[Stored dataset items]
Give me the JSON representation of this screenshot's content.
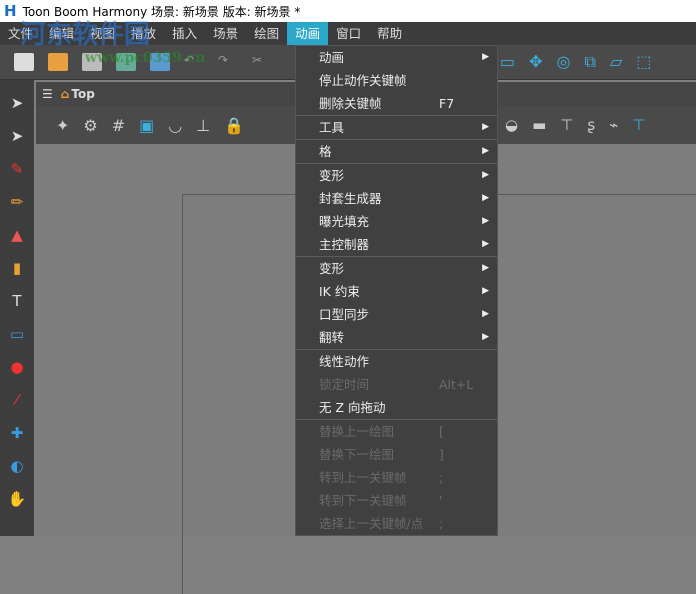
{
  "title": "Toon Boom Harmony 场景: 新场景 版本: 新场景 *",
  "menubar": [
    "文件",
    "编辑",
    "视图",
    "播放",
    "插入",
    "场景",
    "绘图",
    "动画",
    "窗口",
    "帮助"
  ],
  "panel": {
    "breadcrumb": "Top"
  },
  "menu": {
    "groups": [
      [
        {
          "label": "动画",
          "submenu": true
        },
        {
          "label": "停止动作关键帧"
        },
        {
          "label": "删除关键帧",
          "shortcut": "F7"
        }
      ],
      [
        {
          "label": "工具",
          "submenu": true
        }
      ],
      [
        {
          "label": "格",
          "submenu": true
        }
      ],
      [
        {
          "label": "变形",
          "submenu": true
        },
        {
          "label": "封套生成器",
          "submenu": true
        },
        {
          "label": "曝光填充",
          "submenu": true
        },
        {
          "label": "主控制器",
          "submenu": true
        }
      ],
      [
        {
          "label": "变形",
          "submenu": true
        },
        {
          "label": "IK 约束",
          "submenu": true
        },
        {
          "label": "口型同步",
          "submenu": true
        },
        {
          "label": "翻转",
          "submenu": true
        }
      ],
      [
        {
          "label": "线性动作"
        },
        {
          "label": "锁定时间",
          "shortcut": "Alt+L",
          "disabled": true
        },
        {
          "label": "无 Z 向拖动"
        }
      ],
      [
        {
          "label": "替换上一绘图",
          "shortcut": "[",
          "disabled": true
        },
        {
          "label": "替换下一绘图",
          "shortcut": "]",
          "disabled": true
        },
        {
          "label": "转到上一关键帧",
          "shortcut": ";",
          "disabled": true
        },
        {
          "label": "转到下一关键帧",
          "shortcut": "'",
          "disabled": true
        },
        {
          "label": "选择上一关键帧/点",
          "shortcut": ";",
          "disabled": true
        }
      ]
    ]
  },
  "watermark": {
    "name": "河东软件园",
    "url": "www.pc0359.cn"
  },
  "colors": {
    "accent": "#2aa7c9",
    "menu_bg": "#404040"
  }
}
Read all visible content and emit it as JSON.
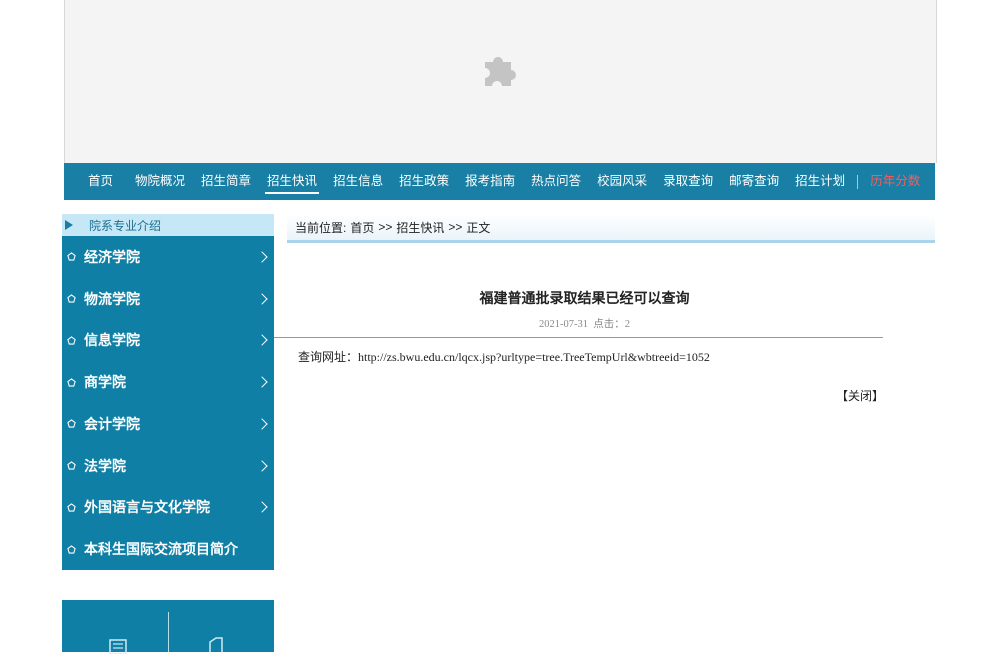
{
  "nav": {
    "items": [
      "首页",
      "物院概况",
      "招生简章",
      "招生快讯",
      "招生信息",
      "招生政策",
      "报考指南",
      "热点问答",
      "校园风采",
      "录取查询",
      "邮寄查询",
      "招生计划"
    ],
    "active_index": 3,
    "extra": "历年分数",
    "colors": {
      "bar": "#1a7fa4",
      "extra_text": "#ff5a5a"
    }
  },
  "sidebar": {
    "heading": "院系专业介绍",
    "items": [
      {
        "label": "经济学院"
      },
      {
        "label": "物流学院"
      },
      {
        "label": "信息学院"
      },
      {
        "label": "商学院"
      },
      {
        "label": "会计学院"
      },
      {
        "label": "法学院"
      },
      {
        "label": "外国语言与文化学院"
      },
      {
        "label": "本科生国际交流项目简介"
      }
    ]
  },
  "breadcrumb": {
    "prefix": "当前位置:",
    "items": [
      "首页",
      "招生快讯",
      "正文"
    ],
    "separator": ">>"
  },
  "article": {
    "title": "福建普通批录取结果已经可以查询",
    "date": "2021-07-31",
    "hits_label": "点击：",
    "hits": "2",
    "body_label": "查询网址：",
    "body_url": "http://zs.bwu.edu.cn/lqcx.jsp?urltype=tree.TreeTempUrl&wbtreeid=1052",
    "close_label": "【关闭】"
  }
}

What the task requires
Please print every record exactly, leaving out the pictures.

Written response
Give me the JSON representation of this screenshot's content.
{
  "title": "Toon Boom Harmony 场景: 新场景 版本: 新场景 *",
  "menubar": [
    "文件",
    "编辑",
    "视图",
    "播放",
    "插入",
    "场景",
    "绘图",
    "动画",
    "窗口",
    "帮助"
  ],
  "panel": {
    "breadcrumb": "Top"
  },
  "menu": {
    "groups": [
      [
        {
          "label": "动画",
          "submenu": true
        },
        {
          "label": "停止动作关键帧"
        },
        {
          "label": "删除关键帧",
          "shortcut": "F7"
        }
      ],
      [
        {
          "label": "工具",
          "submenu": true
        }
      ],
      [
        {
          "label": "格",
          "submenu": true
        }
      ],
      [
        {
          "label": "变形",
          "submenu": true
        },
        {
          "label": "封套生成器",
          "submenu": true
        },
        {
          "label": "曝光填充",
          "submenu": true
        },
        {
          "label": "主控制器",
          "submenu": true
        }
      ],
      [
        {
          "label": "变形",
          "submenu": true
        },
        {
          "label": "IK 约束",
          "submenu": true
        },
        {
          "label": "口型同步",
          "submenu": true
        },
        {
          "label": "翻转",
          "submenu": true
        }
      ],
      [
        {
          "label": "线性动作"
        },
        {
          "label": "锁定时间",
          "shortcut": "Alt+L",
          "disabled": true
        },
        {
          "label": "无 Z 向拖动"
        }
      ],
      [
        {
          "label": "替换上一绘图",
          "shortcut": "[",
          "disabled": true
        },
        {
          "label": "替换下一绘图",
          "shortcut": "]",
          "disabled": true
        },
        {
          "label": "转到上一关键帧",
          "shortcut": ";",
          "disabled": true
        },
        {
          "label": "转到下一关键帧",
          "shortcut": "'",
          "disabled": true
        },
        {
          "label": "选择上一关键帧/点",
          "shortcut": ";",
          "disabled": true
        }
      ]
    ]
  },
  "watermark": {
    "name": "河东软件园",
    "url": "www.pc0359.cn"
  },
  "colors": {
    "accent": "#2aa7c9",
    "menu_bg": "#404040"
  }
}
Read all visible content and emit it as JSON.
{
  "nav": {
    "items": [
      "首页",
      "物院概况",
      "招生简章",
      "招生快讯",
      "招生信息",
      "招生政策",
      "报考指南",
      "热点问答",
      "校园风采",
      "录取查询",
      "邮寄查询",
      "招生计划"
    ],
    "active_index": 3,
    "extra": "历年分数",
    "colors": {
      "bar": "#1a7fa4",
      "extra_text": "#ff5a5a"
    }
  },
  "sidebar": {
    "heading": "院系专业介绍",
    "items": [
      {
        "label": "经济学院"
      },
      {
        "label": "物流学院"
      },
      {
        "label": "信息学院"
      },
      {
        "label": "商学院"
      },
      {
        "label": "会计学院"
      },
      {
        "label": "法学院"
      },
      {
        "label": "外国语言与文化学院"
      },
      {
        "label": "本科生国际交流项目简介"
      }
    ]
  },
  "breadcrumb": {
    "prefix": "当前位置:",
    "items": [
      "首页",
      "招生快讯",
      "正文"
    ],
    "separator": ">>"
  },
  "article": {
    "title": "福建普通批录取结果已经可以查询",
    "date": "2021-07-31",
    "hits_label": "点击：",
    "hits": "2",
    "body_label": "查询网址：",
    "body_url": "http://zs.bwu.edu.cn/lqcx.jsp?urltype=tree.TreeTempUrl&wbtreeid=1052",
    "close_label": "【关闭】"
  }
}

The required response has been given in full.